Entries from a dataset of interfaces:
• • • • •

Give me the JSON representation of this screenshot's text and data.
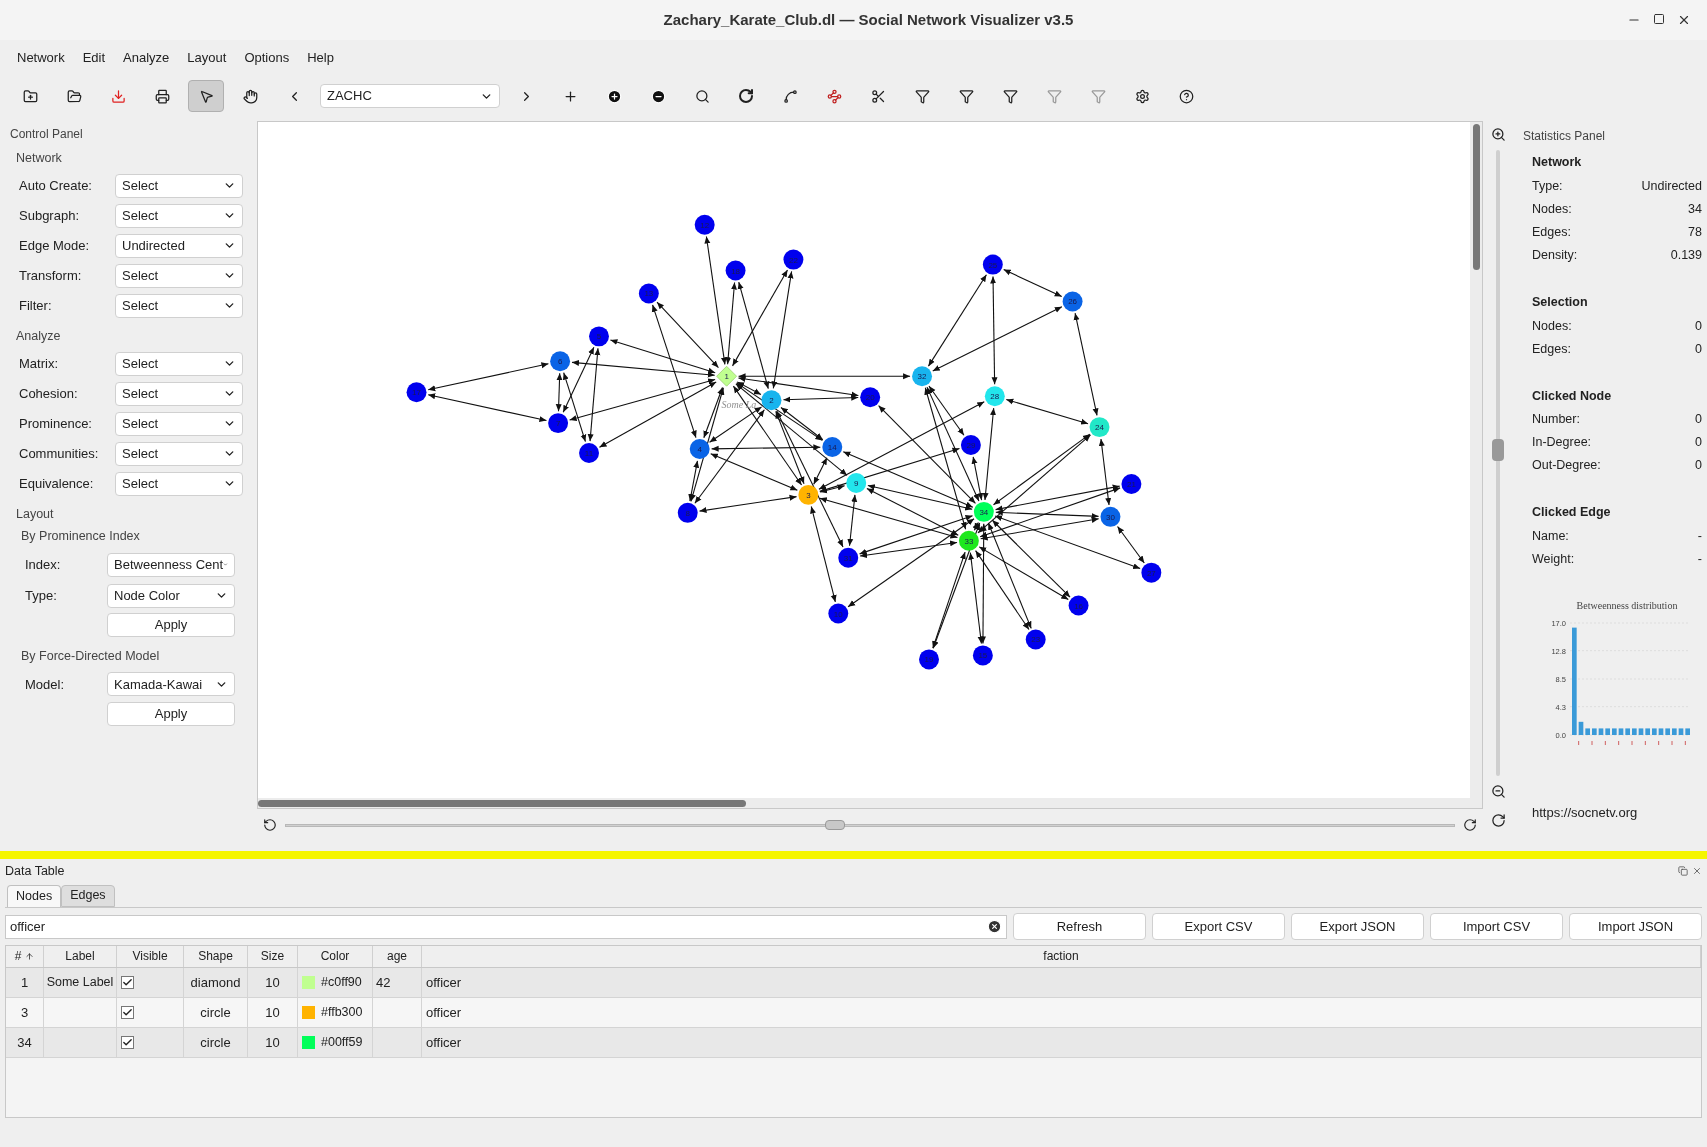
{
  "window": {
    "title": "Zachary_Karate_Club.dl — Social Network Visualizer v3.5"
  },
  "menu": [
    "Network",
    "Edit",
    "Analyze",
    "Layout",
    "Options",
    "Help"
  ],
  "toolbar": {
    "tools": [
      {
        "kind": "select",
        "selected": true
      },
      {
        "kind": "pan",
        "selected": false
      }
    ],
    "relation": "ZACHC"
  },
  "control_panel": {
    "title": "Control Panel",
    "sections": [
      {
        "title": "Network",
        "rows": [
          {
            "label": "Auto Create:",
            "value": "Select"
          },
          {
            "label": "Subgraph:",
            "value": "Select"
          },
          {
            "label": "Edge Mode:",
            "value": "Undirected"
          },
          {
            "label": "Transform:",
            "value": "Select"
          },
          {
            "label": "Filter:",
            "value": "Select"
          }
        ]
      },
      {
        "title": "Analyze",
        "rows": [
          {
            "label": "Matrix:",
            "value": "Select"
          },
          {
            "label": "Cohesion:",
            "value": "Select"
          },
          {
            "label": "Prominence:",
            "value": "Select"
          },
          {
            "label": "Communities:",
            "value": "Select"
          },
          {
            "label": "Equivalence:",
            "value": "Select"
          }
        ]
      }
    ],
    "layout": {
      "title": "Layout",
      "groups": [
        {
          "title": "By Prominence Index",
          "rows": [
            {
              "label": "Index:",
              "value": "Betweenness Cent"
            },
            {
              "label": "Type:",
              "value": "Node Color"
            }
          ],
          "button": "Apply"
        },
        {
          "title": "By Force-Directed Model",
          "rows": [
            {
              "label": "Model:",
              "value": "Kamada-Kawai"
            }
          ],
          "button": "Apply"
        }
      ]
    }
  },
  "graph": {
    "node_label": "Some La",
    "nodes": [
      {
        "label": "1",
        "kind": "diamond",
        "color": "#c0ff90"
      },
      {
        "label": "2",
        "kind": "circle",
        "color": "#18b4ee"
      },
      {
        "label": "3",
        "kind": "circle",
        "color": "#ffb300"
      },
      {
        "label": "4",
        "kind": "circle",
        "color": "#0a64e6"
      },
      {
        "label": "5",
        "kind": "circle",
        "color": "#0000ee"
      },
      {
        "label": "6",
        "kind": "circle",
        "color": "#0a64e6"
      },
      {
        "label": "7",
        "kind": "circle",
        "color": "#0000ee"
      },
      {
        "label": "8",
        "kind": "circle",
        "color": "#0000ee"
      },
      {
        "label": "9",
        "kind": "circle",
        "color": "#22e6ec"
      },
      {
        "label": "10",
        "kind": "circle",
        "color": "#0000ee"
      },
      {
        "label": "11",
        "kind": "circle",
        "color": "#0000ee"
      },
      {
        "label": "12",
        "kind": "circle",
        "color": "#0000ee"
      },
      {
        "label": "13",
        "kind": "circle",
        "color": "#0000ee"
      },
      {
        "label": "14",
        "kind": "circle",
        "color": "#0a64e6"
      },
      {
        "label": "15",
        "kind": "circle",
        "color": "#0000ee"
      },
      {
        "label": "16",
        "kind": "circle",
        "color": "#0000ee"
      },
      {
        "label": "17",
        "kind": "circle",
        "color": "#0000ee"
      },
      {
        "label": "18",
        "kind": "circle",
        "color": "#0000ee"
      },
      {
        "label": "19",
        "kind": "circle",
        "color": "#0000ee"
      },
      {
        "label": "20",
        "kind": "circle",
        "color": "#0000ee"
      },
      {
        "label": "21",
        "kind": "circle",
        "color": "#0000ee"
      },
      {
        "label": "22",
        "kind": "circle",
        "color": "#0000ee"
      },
      {
        "label": "23",
        "kind": "circle",
        "color": "#0000ee"
      },
      {
        "label": "24",
        "kind": "circle",
        "color": "#22e8c8"
      },
      {
        "label": "25",
        "kind": "circle",
        "color": "#0000ee"
      },
      {
        "label": "26",
        "kind": "circle",
        "color": "#0a64e6"
      },
      {
        "label": "27",
        "kind": "circle",
        "color": "#0000ee"
      },
      {
        "label": "28",
        "kind": "circle",
        "color": "#22e6ec"
      },
      {
        "label": "29",
        "kind": "circle",
        "color": "#0000ee"
      },
      {
        "label": "30",
        "kind": "circle",
        "color": "#0a64e6"
      },
      {
        "label": "31",
        "kind": "circle",
        "color": "#0000ee"
      },
      {
        "label": "32",
        "kind": "circle",
        "color": "#18b4ee"
      },
      {
        "label": "33",
        "kind": "circle",
        "color": "#1ee81e"
      },
      {
        "label": "34",
        "kind": "circle",
        "color": "#00ff59"
      }
    ],
    "rotation": {
      "level": 0.47
    },
    "zoom": {
      "level": 0.52
    }
  },
  "statistics": {
    "title": "Statistics Panel",
    "sections": [
      {
        "title": "Network",
        "rows": [
          {
            "label": "Type:",
            "value": "Undirected"
          },
          {
            "label": "Nodes:",
            "value": "34"
          },
          {
            "label": "Edges:",
            "value": "78"
          },
          {
            "label": "Density:",
            "value": "0.139"
          }
        ]
      },
      {
        "title": "Selection",
        "rows": [
          {
            "label": "Nodes:",
            "value": "0"
          },
          {
            "label": "Edges:",
            "value": "0"
          }
        ]
      },
      {
        "title": "Clicked Node",
        "rows": [
          {
            "label": "Number:",
            "value": "0"
          },
          {
            "label": "In-Degree:",
            "value": "0"
          },
          {
            "label": "Out-Degree:",
            "value": "0"
          }
        ]
      },
      {
        "title": "Clicked Edge",
        "rows": [
          {
            "label": "Name:",
            "value": "-"
          },
          {
            "label": "Weight:",
            "value": "-"
          }
        ]
      }
    ],
    "chart_data": {
      "type": "bar",
      "grid": true,
      "title": "Betweenness distribution",
      "ylim": [
        0,
        17
      ],
      "yticks": [
        {
          "value": 0,
          "label": "0.0"
        },
        {
          "value": 4.3,
          "label": "4.3"
        },
        {
          "value": 8.5,
          "label": "8.5"
        },
        {
          "value": 12.8,
          "label": "12.8"
        },
        {
          "value": 17,
          "label": "17.0"
        }
      ],
      "series": [
        {
          "color": "#3a9ad8",
          "values": [
            16.3,
            2,
            1,
            1,
            1,
            1,
            1,
            1,
            1,
            1,
            1,
            1,
            1,
            1,
            1,
            1,
            1,
            1
          ]
        }
      ]
    },
    "url": "https://socnetv.org"
  },
  "data_table": {
    "title": "Data Table",
    "tabs": [
      {
        "label": "Nodes",
        "selected": true
      },
      {
        "label": "Edges",
        "selected": false
      }
    ],
    "filter": {
      "value": "officer"
    },
    "buttons": [
      "Refresh",
      "Export CSV",
      "Export JSON",
      "Import CSV",
      "Import JSON"
    ],
    "columns": [
      {
        "label": "#",
        "sorted": true
      },
      {
        "label": "Label",
        "sorted": false
      },
      {
        "label": "Visible",
        "sorted": false
      },
      {
        "label": "Shape",
        "sorted": false
      },
      {
        "label": "Size",
        "sorted": false
      },
      {
        "label": "Color",
        "sorted": false
      },
      {
        "label": "age",
        "sorted": false
      },
      {
        "label": "faction",
        "sorted": false
      }
    ],
    "rows": [
      {
        "number": "1",
        "label": "Some Label",
        "visible": true,
        "shape": "diamond",
        "size": "10",
        "color": "#c0ff90",
        "age": "42",
        "faction": "officer"
      },
      {
        "number": "3",
        "visible": true,
        "shape": "circle",
        "size": "10",
        "color": "#ffb300",
        "faction": "officer"
      },
      {
        "number": "34",
        "visible": true,
        "shape": "circle",
        "size": "10",
        "color": "#00ff59",
        "faction": "officer"
      }
    ]
  }
}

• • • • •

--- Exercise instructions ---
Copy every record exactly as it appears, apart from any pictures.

--- Your solution ---
Give me the JSON representation of this screenshot's text and data.
{
  "window": {
    "title": "Zachary_Karate_Club.dl — Social Network Visualizer v3.5"
  },
  "menu": [
    "Network",
    "Edit",
    "Analyze",
    "Layout",
    "Options",
    "Help"
  ],
  "toolbar": {
    "tools": [
      {
        "kind": "select",
        "selected": true
      },
      {
        "kind": "pan",
        "selected": false
      }
    ],
    "relation": "ZACHC"
  },
  "control_panel": {
    "title": "Control Panel",
    "sections": [
      {
        "title": "Network",
        "rows": [
          {
            "label": "Auto Create:",
            "value": "Select"
          },
          {
            "label": "Subgraph:",
            "value": "Select"
          },
          {
            "label": "Edge Mode:",
            "value": "Undirected"
          },
          {
            "label": "Transform:",
            "value": "Select"
          },
          {
            "label": "Filter:",
            "value": "Select"
          }
        ]
      },
      {
        "title": "Analyze",
        "rows": [
          {
            "label": "Matrix:",
            "value": "Select"
          },
          {
            "label": "Cohesion:",
            "value": "Select"
          },
          {
            "label": "Prominence:",
            "value": "Select"
          },
          {
            "label": "Communities:",
            "value": "Select"
          },
          {
            "label": "Equivalence:",
            "value": "Select"
          }
        ]
      }
    ],
    "layout": {
      "title": "Layout",
      "groups": [
        {
          "title": "By Prominence Index",
          "rows": [
            {
              "label": "Index:",
              "value": "Betweenness Cent"
            },
            {
              "label": "Type:",
              "value": "Node Color"
            }
          ],
          "button": "Apply"
        },
        {
          "title": "By Force-Directed Model",
          "rows": [
            {
              "label": "Model:",
              "value": "Kamada-Kawai"
            }
          ],
          "button": "Apply"
        }
      ]
    }
  },
  "graph": {
    "node_label": "Some La",
    "nodes": [
      {
        "label": "1",
        "kind": "diamond",
        "color": "#c0ff90"
      },
      {
        "label": "2",
        "kind": "circle",
        "color": "#18b4ee"
      },
      {
        "label": "3",
        "kind": "circle",
        "color": "#ffb300"
      },
      {
        "label": "4",
        "kind": "circle",
        "color": "#0a64e6"
      },
      {
        "label": "5",
        "kind": "circle",
        "color": "#0000ee"
      },
      {
        "label": "6",
        "kind": "circle",
        "color": "#0a64e6"
      },
      {
        "label": "7",
        "kind": "circle",
        "color": "#0000ee"
      },
      {
        "label": "8",
        "kind": "circle",
        "color": "#0000ee"
      },
      {
        "label": "9",
        "kind": "circle",
        "color": "#22e6ec"
      },
      {
        "label": "10",
        "kind": "circle",
        "color": "#0000ee"
      },
      {
        "label": "11",
        "kind": "circle",
        "color": "#0000ee"
      },
      {
        "label": "12",
        "kind": "circle",
        "color": "#0000ee"
      },
      {
        "label": "13",
        "kind": "circle",
        "color": "#0000ee"
      },
      {
        "label": "14",
        "kind": "circle",
        "color": "#0a64e6"
      },
      {
        "label": "15",
        "kind": "circle",
        "color": "#0000ee"
      },
      {
        "label": "16",
        "kind": "circle",
        "color": "#0000ee"
      },
      {
        "label": "17",
        "kind": "circle",
        "color": "#0000ee"
      },
      {
        "label": "18",
        "kind": "circle",
        "color": "#0000ee"
      },
      {
        "label": "19",
        "kind": "circle",
        "color": "#0000ee"
      },
      {
        "label": "20",
        "kind": "circle",
        "color": "#0000ee"
      },
      {
        "label": "21",
        "kind": "circle",
        "color": "#0000ee"
      },
      {
        "label": "22",
        "kind": "circle",
        "color": "#0000ee"
      },
      {
        "label": "23",
        "kind": "circle",
        "color": "#0000ee"
      },
      {
        "label": "24",
        "kind": "circle",
        "color": "#22e8c8"
      },
      {
        "label": "25",
        "kind": "circle",
        "color": "#0000ee"
      },
      {
        "label": "26",
        "kind": "circle",
        "color": "#0a64e6"
      },
      {
        "label": "27",
        "kind": "circle",
        "color": "#0000ee"
      },
      {
        "label": "28",
        "kind": "circle",
        "color": "#22e6ec"
      },
      {
        "label": "29",
        "kind": "circle",
        "color": "#0000ee"
      },
      {
        "label": "30",
        "kind": "circle",
        "color": "#0a64e6"
      },
      {
        "label": "31",
        "kind": "circle",
        "color": "#0000ee"
      },
      {
        "label": "32",
        "kind": "circle",
        "color": "#18b4ee"
      },
      {
        "label": "33",
        "kind": "circle",
        "color": "#1ee81e"
      },
      {
        "label": "34",
        "kind": "circle",
        "color": "#00ff59"
      }
    ],
    "rotation": {
      "level": 0.47
    },
    "zoom": {
      "level": 0.52
    }
  },
  "statistics": {
    "title": "Statistics Panel",
    "sections": [
      {
        "title": "Network",
        "rows": [
          {
            "label": "Type:",
            "value": "Undirected"
          },
          {
            "label": "Nodes:",
            "value": "34"
          },
          {
            "label": "Edges:",
            "value": "78"
          },
          {
            "label": "Density:",
            "value": "0.139"
          }
        ]
      },
      {
        "title": "Selection",
        "rows": [
          {
            "label": "Nodes:",
            "value": "0"
          },
          {
            "label": "Edges:",
            "value": "0"
          }
        ]
      },
      {
        "title": "Clicked Node",
        "rows": [
          {
            "label": "Number:",
            "value": "0"
          },
          {
            "label": "In-Degree:",
            "value": "0"
          },
          {
            "label": "Out-Degree:",
            "value": "0"
          }
        ]
      },
      {
        "title": "Clicked Edge",
        "rows": [
          {
            "label": "Name:",
            "value": "-"
          },
          {
            "label": "Weight:",
            "value": "-"
          }
        ]
      }
    ],
    "chart_data": {
      "type": "bar",
      "grid": true,
      "title": "Betweenness distribution",
      "ylim": [
        0,
        17
      ],
      "yticks": [
        {
          "value": 0,
          "label": "0.0"
        },
        {
          "value": 4.3,
          "label": "4.3"
        },
        {
          "value": 8.5,
          "label": "8.5"
        },
        {
          "value": 12.8,
          "label": "12.8"
        },
        {
          "value": 17,
          "label": "17.0"
        }
      ],
      "series": [
        {
          "color": "#3a9ad8",
          "values": [
            16.3,
            2,
            1,
            1,
            1,
            1,
            1,
            1,
            1,
            1,
            1,
            1,
            1,
            1,
            1,
            1,
            1,
            1
          ]
        }
      ]
    },
    "url": "https://socnetv.org"
  },
  "data_table": {
    "title": "Data Table",
    "tabs": [
      {
        "label": "Nodes",
        "selected": true
      },
      {
        "label": "Edges",
        "selected": false
      }
    ],
    "filter": {
      "value": "officer"
    },
    "buttons": [
      "Refresh",
      "Export CSV",
      "Export JSON",
      "Import CSV",
      "Import JSON"
    ],
    "columns": [
      {
        "label": "#",
        "sorted": true
      },
      {
        "label": "Label",
        "sorted": false
      },
      {
        "label": "Visible",
        "sorted": false
      },
      {
        "label": "Shape",
        "sorted": false
      },
      {
        "label": "Size",
        "sorted": false
      },
      {
        "label": "Color",
        "sorted": false
      },
      {
        "label": "age",
        "sorted": false
      },
      {
        "label": "faction",
        "sorted": false
      }
    ],
    "rows": [
      {
        "number": "1",
        "label": "Some Label",
        "visible": true,
        "shape": "diamond",
        "size": "10",
        "color": "#c0ff90",
        "age": "42",
        "faction": "officer"
      },
      {
        "number": "3",
        "visible": true,
        "shape": "circle",
        "size": "10",
        "color": "#ffb300",
        "faction": "officer"
      },
      {
        "number": "34",
        "visible": true,
        "shape": "circle",
        "size": "10",
        "color": "#00ff59",
        "faction": "officer"
      }
    ]
  }
}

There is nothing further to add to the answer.